Rho (ρ) measures the sensitivity of an options contract to changes in interest rates.

## How do you calculate delta?

Delta is calculated (as are all of the other option greeks) using theoretical pricing models. The Black-Sholes model is one of the most commonly used pricing models. It is a big mathematical formula that takes into account all of the different factors that can affect an options price. The greeks can then be solved for by reworking the equation. But, such calculations are typically done automatically in your trading software, so no need to dust off your calculus textbook.

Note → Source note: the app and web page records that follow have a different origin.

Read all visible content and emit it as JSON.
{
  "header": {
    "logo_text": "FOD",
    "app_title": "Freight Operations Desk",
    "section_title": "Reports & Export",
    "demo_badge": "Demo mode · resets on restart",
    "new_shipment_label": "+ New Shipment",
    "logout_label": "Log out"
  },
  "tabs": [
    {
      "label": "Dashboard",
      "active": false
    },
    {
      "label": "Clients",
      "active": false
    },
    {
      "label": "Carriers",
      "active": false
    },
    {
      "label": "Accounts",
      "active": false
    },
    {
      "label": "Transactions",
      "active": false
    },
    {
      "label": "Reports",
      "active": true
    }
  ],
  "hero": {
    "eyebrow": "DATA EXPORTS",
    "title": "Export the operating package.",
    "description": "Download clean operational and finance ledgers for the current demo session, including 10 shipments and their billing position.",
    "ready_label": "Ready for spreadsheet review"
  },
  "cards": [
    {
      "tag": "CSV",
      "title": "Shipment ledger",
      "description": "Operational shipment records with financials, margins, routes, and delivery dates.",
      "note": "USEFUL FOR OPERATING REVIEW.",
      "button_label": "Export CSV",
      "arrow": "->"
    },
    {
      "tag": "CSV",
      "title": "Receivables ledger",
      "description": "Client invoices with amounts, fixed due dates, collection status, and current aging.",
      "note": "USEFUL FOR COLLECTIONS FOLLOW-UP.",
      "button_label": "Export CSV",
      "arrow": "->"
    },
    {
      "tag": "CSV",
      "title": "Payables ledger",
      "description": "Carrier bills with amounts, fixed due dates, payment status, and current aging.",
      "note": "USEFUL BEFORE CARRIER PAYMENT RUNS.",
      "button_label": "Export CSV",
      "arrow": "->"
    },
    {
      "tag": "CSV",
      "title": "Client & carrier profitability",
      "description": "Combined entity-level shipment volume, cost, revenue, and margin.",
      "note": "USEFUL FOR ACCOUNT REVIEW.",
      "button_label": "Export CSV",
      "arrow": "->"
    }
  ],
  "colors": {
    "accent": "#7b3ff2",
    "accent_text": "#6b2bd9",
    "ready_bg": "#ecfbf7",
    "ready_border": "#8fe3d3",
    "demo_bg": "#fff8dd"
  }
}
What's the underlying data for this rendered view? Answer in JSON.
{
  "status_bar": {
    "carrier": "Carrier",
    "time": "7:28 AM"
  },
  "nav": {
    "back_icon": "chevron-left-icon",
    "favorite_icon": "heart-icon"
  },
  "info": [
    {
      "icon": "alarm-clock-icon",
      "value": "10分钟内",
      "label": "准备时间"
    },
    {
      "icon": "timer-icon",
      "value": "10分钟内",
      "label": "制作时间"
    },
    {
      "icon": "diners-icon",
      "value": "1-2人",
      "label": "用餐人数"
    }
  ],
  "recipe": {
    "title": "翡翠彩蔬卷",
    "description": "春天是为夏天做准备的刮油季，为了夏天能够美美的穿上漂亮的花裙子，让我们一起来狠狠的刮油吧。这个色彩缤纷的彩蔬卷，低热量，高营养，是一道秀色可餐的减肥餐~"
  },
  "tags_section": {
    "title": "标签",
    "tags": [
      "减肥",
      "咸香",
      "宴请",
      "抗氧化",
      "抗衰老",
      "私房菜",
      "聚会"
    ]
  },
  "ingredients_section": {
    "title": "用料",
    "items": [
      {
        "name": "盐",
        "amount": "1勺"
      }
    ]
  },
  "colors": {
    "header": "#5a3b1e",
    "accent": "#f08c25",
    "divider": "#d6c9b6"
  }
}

Options trading entails significant risk and is not appropriate for all investors. Certain complex options strategies carry additional risk. To learn more about the risks associated with options trading, please review the options disclosure document entitled Characteristics and Risks of Standardized Options, available here or through https://www.theocc.com. Investors should consider their investment objectives and risks carefully before trading options. Supporting documentation for any claims, if applicable, will be furnished upon request.

Examples are hypothetical, and do not reflect actual or anticipated results, and are not guarantees of future results.

New customers need to sign up, get approved, and link their bank account. The cash value of the stock rewards may not be withdrawn for 30 days after the reward is claimed. Stock rewards not claimed within 60 days may expire. See full terms and conditions at rbnhd.co/freestock. Securities trading is offered through Robinhood Financial LLC.